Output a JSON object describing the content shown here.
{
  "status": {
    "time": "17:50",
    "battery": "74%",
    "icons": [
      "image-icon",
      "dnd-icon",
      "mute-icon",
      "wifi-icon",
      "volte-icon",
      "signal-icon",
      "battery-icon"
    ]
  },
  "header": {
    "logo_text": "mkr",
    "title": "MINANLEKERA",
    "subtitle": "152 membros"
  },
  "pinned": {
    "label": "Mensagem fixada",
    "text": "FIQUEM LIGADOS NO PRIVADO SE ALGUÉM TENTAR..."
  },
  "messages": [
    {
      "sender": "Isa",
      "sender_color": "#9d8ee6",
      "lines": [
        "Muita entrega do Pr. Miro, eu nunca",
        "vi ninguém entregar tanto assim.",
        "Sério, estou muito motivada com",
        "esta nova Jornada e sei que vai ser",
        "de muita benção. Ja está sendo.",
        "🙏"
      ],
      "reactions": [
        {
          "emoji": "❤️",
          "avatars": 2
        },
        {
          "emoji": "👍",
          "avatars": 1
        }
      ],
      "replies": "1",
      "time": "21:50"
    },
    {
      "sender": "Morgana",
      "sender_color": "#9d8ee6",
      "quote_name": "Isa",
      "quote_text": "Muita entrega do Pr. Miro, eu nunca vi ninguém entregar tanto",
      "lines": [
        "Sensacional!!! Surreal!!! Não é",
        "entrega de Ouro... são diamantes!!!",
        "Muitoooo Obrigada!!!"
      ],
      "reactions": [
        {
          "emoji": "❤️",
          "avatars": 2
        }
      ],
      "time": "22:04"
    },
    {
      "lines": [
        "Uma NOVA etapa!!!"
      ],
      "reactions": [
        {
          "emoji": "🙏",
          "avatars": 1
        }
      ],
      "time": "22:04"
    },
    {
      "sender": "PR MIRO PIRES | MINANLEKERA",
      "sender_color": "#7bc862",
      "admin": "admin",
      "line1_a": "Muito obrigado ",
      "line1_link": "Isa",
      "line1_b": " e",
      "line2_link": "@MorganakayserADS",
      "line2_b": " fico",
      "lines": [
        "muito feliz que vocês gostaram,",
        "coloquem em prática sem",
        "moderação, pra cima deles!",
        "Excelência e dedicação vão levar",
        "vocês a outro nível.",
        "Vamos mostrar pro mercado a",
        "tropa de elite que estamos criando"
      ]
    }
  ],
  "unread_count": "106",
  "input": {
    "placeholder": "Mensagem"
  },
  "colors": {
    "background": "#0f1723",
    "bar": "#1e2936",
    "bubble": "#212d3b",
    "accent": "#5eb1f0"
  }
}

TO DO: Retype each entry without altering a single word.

ANSWER SPACE:
Output a JSON object describing the content shown here.
{
  "status": {
    "time": "17:50",
    "battery": "74%",
    "icons": [
      "image-icon",
      "dnd-icon",
      "mute-icon",
      "wifi-icon",
      "volte-icon",
      "signal-icon",
      "battery-icon"
    ]
  },
  "header": {
    "logo_text": "mkr",
    "title": "MINANLEKERA",
    "subtitle": "152 membros"
  },
  "pinned": {
    "label": "Mensagem fixada",
    "text": "FIQUEM LIGADOS NO PRIVADO SE ALGUÉM TENTAR..."
  },
  "messages": [
    {
      "sender": "Isa",
      "sender_color": "#9d8ee6",
      "lines": [
        "Muita entrega do Pr. Miro, eu nunca",
        "vi ninguém entregar tanto assim.",
        "Sério, estou muito motivada com",
        "esta nova Jornada e sei que vai ser",
        "de muita benção. Ja está sendo.",
        "🙏"
      ],
      "reactions": [
        {
          "emoji": "❤️",
          "avatars": 2
        },
        {
          "emoji": "👍",
          "avatars": 1
        }
      ],
      "replies": "1",
      "time": "21:50"
    },
    {
      "sender": "Morgana",
      "sender_color": "#9d8ee6",
      "quote_name": "Isa",
      "quote_text": "Muita entrega do Pr. Miro, eu nunca vi ninguém entregar tanto",
      "lines": [
        "Sensacional!!! Surreal!!! Não é",
        "entrega de Ouro... são diamantes!!!",
        "Muitoooo Obrigada!!!"
      ],
      "reactions": [
        {
          "emoji": "❤️",
          "avatars": 2
        }
      ],
      "time": "22:04"
    },
    {
      "lines": [
        "Uma NOVA etapa!!!"
      ],
      "reactions": [
        {
          "emoji": "🙏",
          "avatars": 1
        }
      ],
      "time": "22:04"
    },
    {
      "sender": "PR MIRO PIRES | MINANLEKERA",
      "sender_color": "#7bc862",
      "admin": "admin",
      "line1_a": "Muito obrigado ",
      "line1_link": "Isa",
      "line1_b": " e",
      "line2_link": "@MorganakayserADS",
      "line2_b": " fico",
      "lines": [
        "muito feliz que vocês gostaram,",
        "coloquem em prática sem",
        "moderação, pra cima deles!",
        "Excelência e dedicação vão levar",
        "vocês a outro nível.",
        "Vamos mostrar pro mercado a",
        "tropa de elite que estamos criando"
      ]
    }
  ],
  "unread_count": "106",
  "input": {
    "placeholder": "Mensagem"
  },
  "colors": {
    "background": "#0f1723",
    "bar": "#1e2936",
    "bubble": "#212d3b",
    "accent": "#5eb1f0"
  }
}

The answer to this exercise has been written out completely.